Suffolk arcading

A few years back I had 2 workshops in England. Jon Bayes attended one, and this is his version of that carving in progress. https://www.riversjoinery.co.uk/workshop

 

Jon Bayes’ arcading

Here’s a row of it, over some nice spindles in a church in Great Durnford, Wiltshire.

Great Durnford, Wiltshire

A wainscot chair now in the Merchant’s House in Marlborough, Wiltshire. Even has the pattern upside-down.

wainscot chair Merchant’s House

One for the dish-people. V&A in London:

It’s as old as the hills. But so are all the other patterns I know…here it is from Sebastiano Serlio’s 16th century book on architecture:

Same book, different section. This time a fireplace/hearth:

I’ve seen it on boxes quite often, or the top rail of a chest. Here’s one more from a book called “A Discourse on Boxes of the 16th, 17th & 18th Centuries” by Andrew Coneybeare. Nice detail shots of carving in that book. Published in 1992 by Rosca Publications, Worcestershire. Like the first one, look at all the detail jammed into a tiny space. The other versions seem blank…

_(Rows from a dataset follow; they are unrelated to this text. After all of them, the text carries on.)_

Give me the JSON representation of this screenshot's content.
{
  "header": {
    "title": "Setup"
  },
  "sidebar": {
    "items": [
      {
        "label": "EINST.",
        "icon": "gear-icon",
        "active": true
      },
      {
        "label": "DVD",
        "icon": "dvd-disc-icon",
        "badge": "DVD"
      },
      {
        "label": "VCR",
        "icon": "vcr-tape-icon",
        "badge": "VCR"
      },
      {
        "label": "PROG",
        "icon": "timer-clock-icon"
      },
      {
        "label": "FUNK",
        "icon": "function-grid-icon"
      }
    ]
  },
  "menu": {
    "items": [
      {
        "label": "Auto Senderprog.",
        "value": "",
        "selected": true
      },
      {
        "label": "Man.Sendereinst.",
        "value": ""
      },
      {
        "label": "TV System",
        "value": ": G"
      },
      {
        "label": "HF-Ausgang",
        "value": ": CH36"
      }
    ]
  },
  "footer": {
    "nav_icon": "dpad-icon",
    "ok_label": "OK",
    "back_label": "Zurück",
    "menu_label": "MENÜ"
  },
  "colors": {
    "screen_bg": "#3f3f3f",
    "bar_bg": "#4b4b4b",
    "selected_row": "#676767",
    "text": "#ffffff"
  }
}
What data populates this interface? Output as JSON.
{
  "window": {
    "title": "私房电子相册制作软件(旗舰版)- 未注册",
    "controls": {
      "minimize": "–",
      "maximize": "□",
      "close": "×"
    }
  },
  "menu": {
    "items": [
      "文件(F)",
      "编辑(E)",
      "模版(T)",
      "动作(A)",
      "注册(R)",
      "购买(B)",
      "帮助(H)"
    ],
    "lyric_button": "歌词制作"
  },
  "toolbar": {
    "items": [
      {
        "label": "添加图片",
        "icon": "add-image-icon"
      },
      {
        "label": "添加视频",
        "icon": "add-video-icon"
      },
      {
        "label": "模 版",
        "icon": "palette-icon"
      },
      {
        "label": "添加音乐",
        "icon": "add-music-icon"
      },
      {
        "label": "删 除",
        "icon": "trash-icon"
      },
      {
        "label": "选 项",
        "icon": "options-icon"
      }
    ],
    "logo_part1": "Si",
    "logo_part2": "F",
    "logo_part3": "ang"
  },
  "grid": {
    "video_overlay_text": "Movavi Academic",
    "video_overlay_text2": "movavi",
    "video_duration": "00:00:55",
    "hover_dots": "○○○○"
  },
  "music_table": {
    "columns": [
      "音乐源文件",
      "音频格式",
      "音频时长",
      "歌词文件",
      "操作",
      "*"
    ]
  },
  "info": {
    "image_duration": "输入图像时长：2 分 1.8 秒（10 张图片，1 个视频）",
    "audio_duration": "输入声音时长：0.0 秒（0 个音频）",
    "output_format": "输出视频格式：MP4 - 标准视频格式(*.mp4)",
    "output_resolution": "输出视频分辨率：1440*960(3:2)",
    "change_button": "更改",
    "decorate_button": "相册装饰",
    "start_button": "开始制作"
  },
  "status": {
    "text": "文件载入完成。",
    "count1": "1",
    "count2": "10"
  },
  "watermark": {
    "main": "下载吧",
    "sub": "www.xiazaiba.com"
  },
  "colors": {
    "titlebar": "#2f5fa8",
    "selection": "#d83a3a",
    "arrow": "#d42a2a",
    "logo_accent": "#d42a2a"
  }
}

I remember learning its name as “nulling” but I see no reference to that anywhere. Harris’ Illustrated Dictionary of Historic Architecture had a definition of nulling with no illustration. Said it was part of a molding. Coneybeare cited just above calls it “fluting.” Makes some sense. I’ve called it “arcading” but my kids thought I was talking about the crazy places with video games and noisy rides. So now I don’t talk about it.